poetry config pypi-token.pypi <token>
Now you’re ready to publish your package with:
Poetry is interoperable
Poetry has a few features that make it play nicely with existing projects. It also has an export feature to convert your project back to an old-school pip-based one.
Converting an existing project to Poetry
To use Poetry in a pre-existing project, you can use the
poetry init command. This command will create a
pyproject.toml file in the current directory:
cd my-project poetry init
This will start an interactive wizard that helps you create a
pyproject.toml file for your existing project!
Exporting to a regular requirements.txt file
You can export the list of dependencies you created with Poetry to a
requirements.txt file. This can come in handy when you need to work with others that don’t use Poetry, for example. Where I use this more is when creating Docker images. As part of the build steps, I export my dependencies to a
requirements.txt file, so I don’t need to install and use Poetry inside the
To export your dependencies to a
requirements.txt file, use the following command:
poetry export -f requirements.txt > requirements.txt
A cheat sheet of Poetry commands
The following table lists the most-used poetry commands, including a short description of what they do.
|Shows the version of your poetry installation|
|Create a new poetry project|
|Start a wizard that helps you convert an existing project to a Poetry project|
|Add package to |
|Remove package from your project (including its dependencies)|
|List the installed packages|
|Export the list of dependencies (currently only to requirements.txt format)|
|Install all dependencies of the current poetry project. Uses |
|Run the command inside the project’s virtual environment|
|Start a new shell with the project’s virtual environment activated|
Poetry vs Pipenv
Although I’ve written about an alternative too, called Pipenv, I’d highly recommend Poetry. Even though Poetry and Pipenv have a lot of overlap. I feel most people will agree poetry is, by now, the better alternative. Pipenv paved the way, but development on it stalled a little in the past years. Meanwhile, poetry gained a lot of traction and users.
A couple of advantages Poetry offers over Pipenv are:
- It uses the now standardized
- Many say it is faster in resolving dependencies
- Poetry also helps you build your project and publish it on PyPI or a private repository.
- It’s subjective, but I like the (colorized) command-line interface more
This article is part of a free Python Tutorial. You can browse the tutorial with the navigation buttons at the top and bottom of the article or use the navigation menu. If you want to learn more about Poetry, you can try the following resources:
- The Poetry introduction here has detailed installation instructions, including instructions to enable auto-completion on the command line.

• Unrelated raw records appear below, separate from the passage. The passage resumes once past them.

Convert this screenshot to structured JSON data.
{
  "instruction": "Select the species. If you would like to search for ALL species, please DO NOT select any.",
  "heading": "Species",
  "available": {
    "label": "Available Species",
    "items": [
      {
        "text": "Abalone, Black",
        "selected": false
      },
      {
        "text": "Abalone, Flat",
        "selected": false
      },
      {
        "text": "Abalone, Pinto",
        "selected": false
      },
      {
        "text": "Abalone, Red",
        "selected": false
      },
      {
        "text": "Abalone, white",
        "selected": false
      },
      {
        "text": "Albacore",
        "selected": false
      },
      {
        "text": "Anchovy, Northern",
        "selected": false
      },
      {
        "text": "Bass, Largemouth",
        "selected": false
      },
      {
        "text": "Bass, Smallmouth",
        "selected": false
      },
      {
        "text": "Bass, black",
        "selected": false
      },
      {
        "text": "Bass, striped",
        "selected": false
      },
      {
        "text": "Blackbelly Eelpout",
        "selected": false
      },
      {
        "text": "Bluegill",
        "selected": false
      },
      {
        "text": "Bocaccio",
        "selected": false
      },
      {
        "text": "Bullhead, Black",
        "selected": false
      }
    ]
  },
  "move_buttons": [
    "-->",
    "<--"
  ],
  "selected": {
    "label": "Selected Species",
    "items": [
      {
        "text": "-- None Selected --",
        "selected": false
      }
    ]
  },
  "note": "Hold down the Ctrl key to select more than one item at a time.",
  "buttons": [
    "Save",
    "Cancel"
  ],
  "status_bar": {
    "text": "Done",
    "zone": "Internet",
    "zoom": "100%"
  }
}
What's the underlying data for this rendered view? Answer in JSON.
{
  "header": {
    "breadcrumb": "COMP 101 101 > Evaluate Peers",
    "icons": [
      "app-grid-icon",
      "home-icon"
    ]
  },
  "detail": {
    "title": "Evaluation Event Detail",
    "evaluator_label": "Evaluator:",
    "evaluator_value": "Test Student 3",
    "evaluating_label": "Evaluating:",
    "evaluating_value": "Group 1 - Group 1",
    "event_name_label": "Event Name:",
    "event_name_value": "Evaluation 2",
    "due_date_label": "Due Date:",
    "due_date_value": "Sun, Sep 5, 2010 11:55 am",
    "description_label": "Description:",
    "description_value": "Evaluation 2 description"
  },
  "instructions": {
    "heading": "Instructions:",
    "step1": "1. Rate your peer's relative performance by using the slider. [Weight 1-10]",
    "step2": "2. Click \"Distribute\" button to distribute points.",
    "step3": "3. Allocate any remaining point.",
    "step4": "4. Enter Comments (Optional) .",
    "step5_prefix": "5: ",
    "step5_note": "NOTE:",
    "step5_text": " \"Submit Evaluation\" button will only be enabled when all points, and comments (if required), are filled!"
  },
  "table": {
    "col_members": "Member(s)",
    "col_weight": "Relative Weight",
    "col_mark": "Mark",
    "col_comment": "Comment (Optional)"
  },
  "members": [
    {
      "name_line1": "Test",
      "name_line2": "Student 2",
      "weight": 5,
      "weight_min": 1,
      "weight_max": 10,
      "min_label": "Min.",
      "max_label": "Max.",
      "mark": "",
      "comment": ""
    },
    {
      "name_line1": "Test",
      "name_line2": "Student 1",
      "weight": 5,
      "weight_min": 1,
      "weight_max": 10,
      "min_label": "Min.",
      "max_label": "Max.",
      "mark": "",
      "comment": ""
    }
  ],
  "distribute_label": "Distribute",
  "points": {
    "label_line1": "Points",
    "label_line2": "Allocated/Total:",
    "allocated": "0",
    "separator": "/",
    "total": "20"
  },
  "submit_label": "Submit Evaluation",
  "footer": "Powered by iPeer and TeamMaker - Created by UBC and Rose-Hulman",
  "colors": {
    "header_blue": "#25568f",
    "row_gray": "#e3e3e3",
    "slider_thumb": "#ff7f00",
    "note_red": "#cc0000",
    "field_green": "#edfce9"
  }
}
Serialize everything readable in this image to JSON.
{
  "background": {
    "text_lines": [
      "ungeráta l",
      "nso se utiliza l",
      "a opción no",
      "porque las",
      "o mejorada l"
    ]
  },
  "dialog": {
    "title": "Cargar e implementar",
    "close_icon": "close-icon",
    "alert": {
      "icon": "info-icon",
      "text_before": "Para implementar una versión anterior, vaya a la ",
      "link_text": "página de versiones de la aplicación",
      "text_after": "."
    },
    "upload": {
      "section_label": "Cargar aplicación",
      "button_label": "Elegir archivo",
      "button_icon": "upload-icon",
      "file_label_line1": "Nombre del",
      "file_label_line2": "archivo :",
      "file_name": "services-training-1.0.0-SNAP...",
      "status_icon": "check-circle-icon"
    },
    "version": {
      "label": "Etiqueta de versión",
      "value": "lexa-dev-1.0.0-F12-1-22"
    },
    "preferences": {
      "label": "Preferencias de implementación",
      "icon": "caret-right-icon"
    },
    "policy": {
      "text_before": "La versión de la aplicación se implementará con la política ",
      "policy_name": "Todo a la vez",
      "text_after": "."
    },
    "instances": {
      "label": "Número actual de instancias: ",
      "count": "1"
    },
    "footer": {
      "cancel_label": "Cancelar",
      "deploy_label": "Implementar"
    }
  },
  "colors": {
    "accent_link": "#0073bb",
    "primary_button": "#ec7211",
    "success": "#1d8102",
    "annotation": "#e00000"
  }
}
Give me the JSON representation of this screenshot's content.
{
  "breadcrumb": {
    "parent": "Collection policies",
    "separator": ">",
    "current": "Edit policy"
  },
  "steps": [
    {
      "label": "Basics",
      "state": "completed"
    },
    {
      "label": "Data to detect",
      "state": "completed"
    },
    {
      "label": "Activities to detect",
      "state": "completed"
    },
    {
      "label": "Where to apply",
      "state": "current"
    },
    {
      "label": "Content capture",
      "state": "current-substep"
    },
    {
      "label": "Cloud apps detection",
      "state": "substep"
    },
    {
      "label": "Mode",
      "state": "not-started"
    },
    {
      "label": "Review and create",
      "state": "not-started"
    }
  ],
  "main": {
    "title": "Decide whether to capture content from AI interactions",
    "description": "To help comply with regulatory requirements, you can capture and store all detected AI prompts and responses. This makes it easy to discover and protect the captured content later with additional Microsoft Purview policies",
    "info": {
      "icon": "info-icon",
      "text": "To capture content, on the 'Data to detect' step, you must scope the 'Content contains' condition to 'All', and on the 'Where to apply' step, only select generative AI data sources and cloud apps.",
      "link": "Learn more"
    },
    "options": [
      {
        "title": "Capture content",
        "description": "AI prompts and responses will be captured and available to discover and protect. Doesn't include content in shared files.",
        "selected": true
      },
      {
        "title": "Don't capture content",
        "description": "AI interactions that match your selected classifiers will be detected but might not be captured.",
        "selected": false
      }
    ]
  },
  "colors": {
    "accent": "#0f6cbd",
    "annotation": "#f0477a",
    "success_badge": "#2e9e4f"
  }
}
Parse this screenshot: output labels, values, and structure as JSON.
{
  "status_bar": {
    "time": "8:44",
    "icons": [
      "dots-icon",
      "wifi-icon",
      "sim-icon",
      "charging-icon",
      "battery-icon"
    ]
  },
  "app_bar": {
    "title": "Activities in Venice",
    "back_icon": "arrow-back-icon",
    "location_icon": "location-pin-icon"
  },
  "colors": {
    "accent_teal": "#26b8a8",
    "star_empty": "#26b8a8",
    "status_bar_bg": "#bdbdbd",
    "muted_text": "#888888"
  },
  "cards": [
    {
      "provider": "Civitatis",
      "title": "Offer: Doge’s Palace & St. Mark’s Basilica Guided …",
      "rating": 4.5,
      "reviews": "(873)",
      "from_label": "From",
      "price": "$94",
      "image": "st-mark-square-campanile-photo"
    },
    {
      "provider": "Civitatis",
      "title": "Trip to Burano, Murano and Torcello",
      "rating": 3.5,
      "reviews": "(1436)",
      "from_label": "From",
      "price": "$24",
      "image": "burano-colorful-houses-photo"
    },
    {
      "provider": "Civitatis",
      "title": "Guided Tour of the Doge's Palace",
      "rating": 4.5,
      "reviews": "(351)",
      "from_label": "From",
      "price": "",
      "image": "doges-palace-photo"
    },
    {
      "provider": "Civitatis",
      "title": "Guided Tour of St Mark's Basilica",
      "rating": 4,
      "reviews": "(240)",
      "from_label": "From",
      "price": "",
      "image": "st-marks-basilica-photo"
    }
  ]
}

- If you want to learn how to define version ranges exactly, the Poetry site has an extensive section on dependency specification.
- You can learn more about creating and publishing your own packages on this page.
You learned what Poetry has to offer. By now, you probably can see how a tool like Poetry can make your life a lot easier than using pip install and manually creating virtual environments. We’ve looked at how a Poetry project is structured, what the pyproject.toml and poetry.lock files are for, and how to install and update your project’s dependencies. We also looked at creating your own package and how to share it with others through PyPI.